Emily Nemens, 34, comes from Baton Rouge, where she has been a co-editor of The Southern Review for five years. Shew replaces Lorin Stein, who resigned in December following a board investigation into his sexual relationships with magazine staffers.
Linguist John McWhorter explains the reasons (such as our language’s mongrel origins) in this Lexicon Valley podcast.
“The canon is lousy with authors who yearn to be admired for their sensitivity to the full range of female personhood, be that personhood luscious, pert, or swelling coyly against a sheer camisole. These are writerly men confident that they’ve nailed women’s psyches, all because of how single-mindedly they want to nail women.” Katy Waldman calls out “the ridiculousness that ensues when bookish men perform interest in women’s inner lives out of a misbegotten sense of nobility. No one is fooled. “
Few writers come close to possessing the power and influence advice-givers wield. They literally tell people what to do! And people listen! Even though they often aren’t licensed to be giving advice; frequently their only qualifications are their imperviousness to embarrassment and their penchant for popularity.
Tim Parks: “Every few days, working on my new novel, my thoughts flash back to something Colm Tóibín said at the Hay-on-Wye literary festival nine months ago: that flashbacks are infuriating. Speaking at an event to celebrate the two hundredth anniversary of Jane Austen’s death, Tóibín said Austen was marvelous because she was able to convey character and plot in the most satisfying way without the ‘clumsiness’ of the flashback. Today, on the other hand, we have to hear how a character’s parents and even grandparents met and married. Writers skip back and forth in time filling in the gaps in their shaky stories. It is dull and incompetent. Is Tóibín right? I worry, as I prepare to put together a flashback myself. Is there no merit or sense in the device? Didn’t Joyce use it? And Faulkner? Or David Lodge, for that matter? Or John Updike?”

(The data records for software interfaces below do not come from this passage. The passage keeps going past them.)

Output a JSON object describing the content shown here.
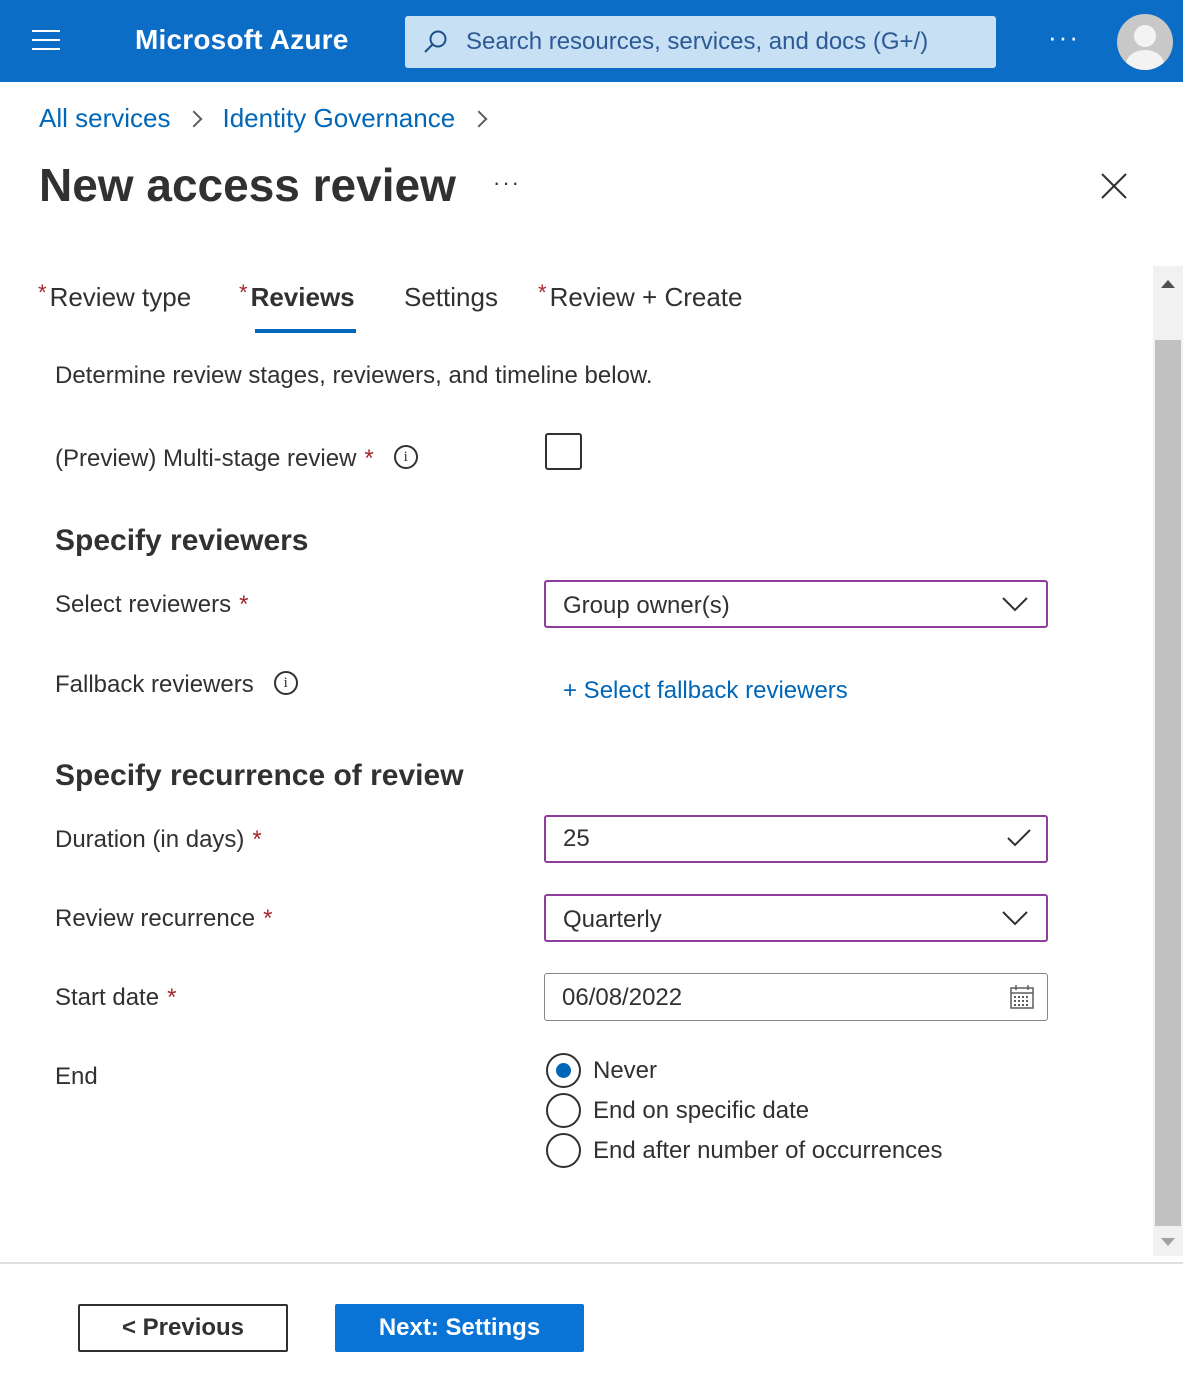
{
  "header": {
    "brand": "Microsoft Azure",
    "search_placeholder": "Search resources, services, and docs (G+/)",
    "more": "···"
  },
  "breadcrumb": [
    "All services",
    "Identity Governance"
  ],
  "page": {
    "title": "New access review",
    "title_more": "···"
  },
  "tabs": [
    {
      "label": "Review type",
      "required": true,
      "active": false
    },
    {
      "label": "Reviews",
      "required": true,
      "active": true
    },
    {
      "label": "Settings",
      "required": false,
      "active": false
    },
    {
      "label": "Review + Create",
      "required": true,
      "active": false
    }
  ],
  "form": {
    "intro": "Determine review stages, reviewers, and timeline below.",
    "multistage_label": "(Preview) Multi-stage review",
    "multistage_checked": false,
    "section_reviewers": "Specify reviewers",
    "select_reviewers_label": "Select reviewers",
    "select_reviewers_value": "Group owner(s)",
    "fallback_label": "Fallback reviewers",
    "fallback_link": "+ Select fallback reviewers",
    "section_recurrence": "Specify recurrence of review",
    "duration_label": "Duration (in days)",
    "duration_value": "25",
    "recurrence_label": "Review recurrence",
    "recurrence_value": "Quarterly",
    "start_label": "Start date",
    "start_value": "06/08/2022",
    "end_label": "End",
    "end_options": [
      {
        "label": "Never",
        "checked": true
      },
      {
        "label": "End on specific date",
        "checked": false
      },
      {
        "label": "End after number of occurrences",
        "checked": false
      }
    ]
  },
  "footer": {
    "previous": "< Previous",
    "next": "Next: Settings"
  },
  "colors": {
    "topbar": "#0c6dc7",
    "link": "#0067b8",
    "required": "#a4262c",
    "focus_border": "#8e3d9c",
    "primary_button": "#0a74d6"
  }
}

“Mainly, this is because I’m afraid of excesses – mine and others’. Sometimes people make fun of me. They say: ‘You want a world without outbursts of joy, suffering, anger, hatred?’ Yes, I want precisely that, I answer. … But as the world isn’t going in that direction, I make an effort, at least in the artificial universe that is delineated by writing, never to exaggerate with an exclamation mark.”

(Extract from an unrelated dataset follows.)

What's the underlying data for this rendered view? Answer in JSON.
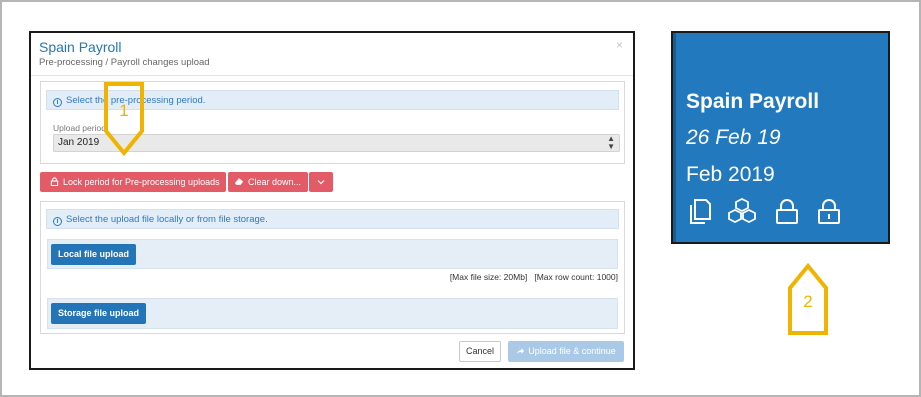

According to Sir Brian Vickers, a major reason he has not yet found a home for his complete edition of works by Thomas Kyd is that his “reputation as a scholar has been damaged by a string of hostile reviews by people associated with the New Oxford Shakespeare”.
“Merriam-Webster‘s … original goal [was] to create and preserve a monolithic American culture. Noah Webster Jr., the dictionary’s founding author, was one of the first American nationalists, and he wrote his reference books with the express purpose of creating a single definition of American English – one that often existed at the expense of regional and cultural variation of any kind.”
The “world’s first novel” is an epic quest, full of monsters and trials by combat – and kids who grew up on Marvel, Star Wars, and video games really get it.
In Mary H.K. Choi’s Emergency Contact, she writes about a young woman’s love for her mother, and the young woman’s falling in love, through texts, with a guy. “It’s a difficult balancing act — steering through the assimilation experience without contributing to clichéd narratives. … Choi’s novel blows up Asian female stereotypes and prods readers to question their own cultural biases about women of color.”